1816 Arthur de Gobineau a French aristocrat, novelist and man of letters who became famous for developing the theory of the Aryan master race in his book An Essay on the Inequality of the Human Races. Gobineau is credited as being the father of modern racial demography. Since the late 20th century, his works are considered early examples of scientific racism
1818 Nathaniel Lyon noted for his actions in the state of Missouri at the beginning of the conflict. Some credit his quick action and hard line Unionism for stopping the Missouri secession movement. Others question his influence peddling and his role in events such as the Camp Jackson Affair, which inflamed many Missourians on the secession issue
1820 Sigismund Koelle a German missionary, and pioneer scholar of African languages.
1825 Heinrich VII Prince Reuss of Köstritz a German diplomat.
1827 Robert L. J. Ellery an English-Australian astronomer and public servant; Victorian government astronomer for 42 years.
1828 Jervis McEntee an American painter of the Hudson River School. He is a somewhat lesser-known figure of the 19th-century American art world, but was the close friend and traveling companion of several of the important Hudson River School artists. Aside from his paintings, McEntee's journals are an enduring legacy, documenting the life of a New York painter during and after the Gilded Age
1829 Edward Benson (bishop) the Archbishop of Canterbury from 1883 until his death.
1830 Henry Bird (chess player) an English chess player, and also an outstanding author and accountant. He wrote a book titled Chess History and Reminiscences, and another titled An Analysis of Railways in the United Kingdom
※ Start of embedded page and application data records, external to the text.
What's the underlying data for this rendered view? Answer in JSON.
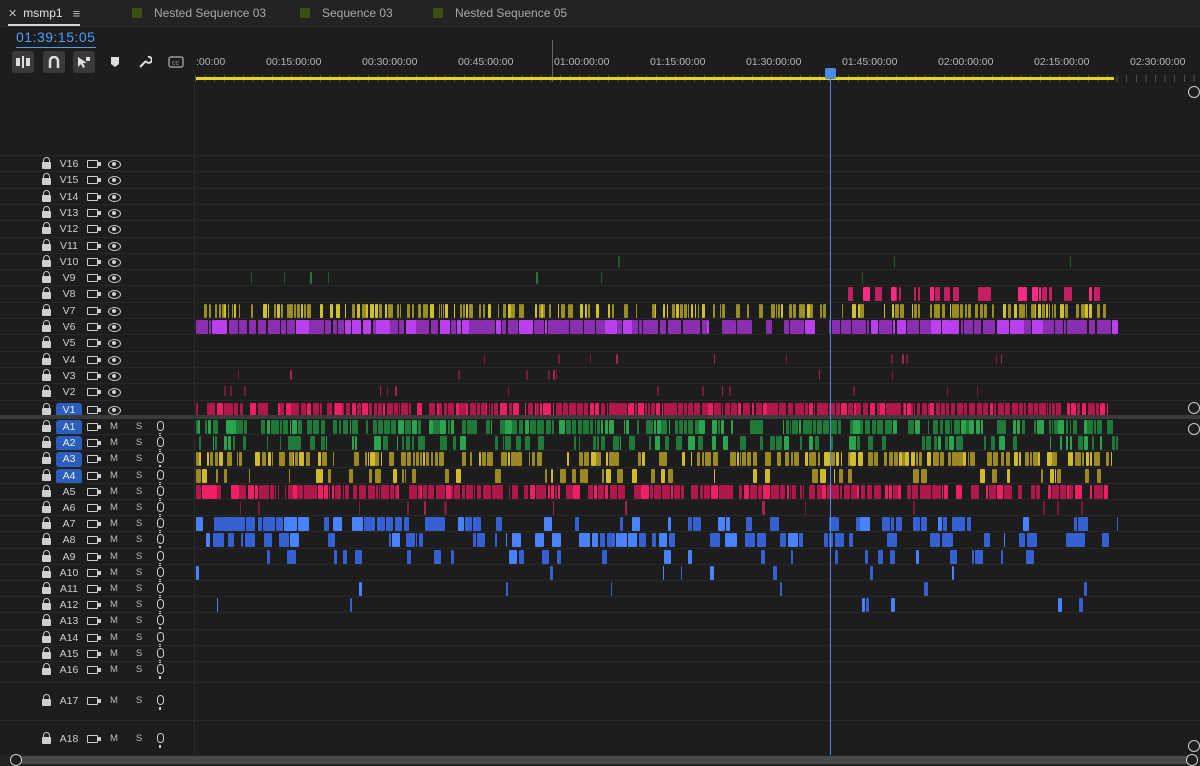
{
  "tabs": [
    {
      "label": "msmp1",
      "active": true
    },
    {
      "label": "Nested Sequence 03",
      "active": false
    },
    {
      "label": "Sequence 03",
      "active": false
    },
    {
      "label": "Nested Sequence 05",
      "active": false
    }
  ],
  "timecode": "01:39:15:05",
  "toolbar_icons": [
    "insert-overwrite-icon",
    "snap-magnet-icon",
    "linked-selection-icon",
    "add-marker-icon",
    "wrench-settings-icon",
    "captions-icon"
  ],
  "ruler": {
    "labels": [
      ":00:00",
      "00:15:00:00",
      "00:30:00:00",
      "00:45:00:00",
      "01:00:00:00",
      "01:15:00:00",
      "01:30:00:00",
      "01:45:00:00",
      "02:00:00:00",
      "02:15:00:00",
      "02:30:00:00"
    ]
  },
  "video_tracks": [
    "V16",
    "V15",
    "V14",
    "V13",
    "V12",
    "V11",
    "V10",
    "V9",
    "V8",
    "V7",
    "V6",
    "V5",
    "V4",
    "V3",
    "V2",
    "V1"
  ],
  "audio_tracks": [
    "A1",
    "A2",
    "A3",
    "A4",
    "A5",
    "A6",
    "A7",
    "A8",
    "A9",
    "A10",
    "A11",
    "A12",
    "A13",
    "A14",
    "A15",
    "A16",
    "A17",
    "A18"
  ],
  "selected_tracks": [
    "V1",
    "A1",
    "A2",
    "A3",
    "A4"
  ],
  "mute_label": "M",
  "solo_label": "S",
  "colors": {
    "accent": "#4a9eff",
    "workarea": "#e5d419",
    "v1": "#b0174a",
    "v6": "#b84a12",
    "v6b": "#8a2fb0",
    "v7": "#9a8e1e",
    "v8": "#c41f63",
    "a1": "#1f7a3a",
    "a3": "#9b8a22",
    "a5": "#b0174a",
    "a7": "#3560d0"
  }
}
1831 Alexander Hilferding a Russian linguist and folklorist of German descent who collected some 318 bylinas in the Russian North. A native of Warsaw, he assisted Nikolay Milyutin in reforming the administration of Congress Poland. In the late 1850s, he was a Russian diplomatic agent in Bosnia; he published several books about the country and its folklore. Hilferding was elected into the Saint Petersburg Academy of Sciences in 1856. He died of typhoid while collecting folk songs in Kargopol, in the north of European Russia, and was later reburied in the Novodevichy Cemetery, Petersburg. Hilferding's collection of Slavonic manuscripts is preserved in the Russian National Library
1832 Lucien Quélet a French mycologist and naturalist who discovered several species and was the founder of the Société mycologique de France, a society devoted to mycological studies.
1841 Manuel Candamo President of Peru from September 8, 1903 until May 7, the following year, when he died in office.
1844 Smith Streeter an American roque player who competed in the 1904 Summer Olympics. He was born in Ontario, Canada
1847 Gustav Eberlein a German sculptor, painter and writer.
1850 Karl Wilhelm von Dalla Torre an Austrian taxonomist, entomologist and botanist.
1854 Alexander Kopylov an Imperial Russian composer and violinist.
1854 Mahendranath Gupta a disciple of Ramakrishna—a 19th-century mystic and the author of Sri Sri Ramakrishna Kathamrita,a Bengali classic. He was also a teacher to Paramahansa Yogananda, a famous 20th century yogi, guru and philosopher
1859 Willy Hess (violinist) a German violinist and violin teacher.
1860 Owen Wister an American writer and "father" of western fiction. He is best remembered for writing The Virginian, although he never wrote about the West afterwards
1862 Gustav Klimt an Austrian symbolist painter and one of the most prominent members of the Vienna Secession movement. Klimt is noted for his paintings, murals, sketches, and other objets d'art. Klimt's primary subject was the female body, and his works are marked by a frank eroticism. In addition to his figurative works, which include allegories and portraits, he painted landscapes. Among the artists of the Vienna Secession, Klimt was the most influenced by Japanese art and its methods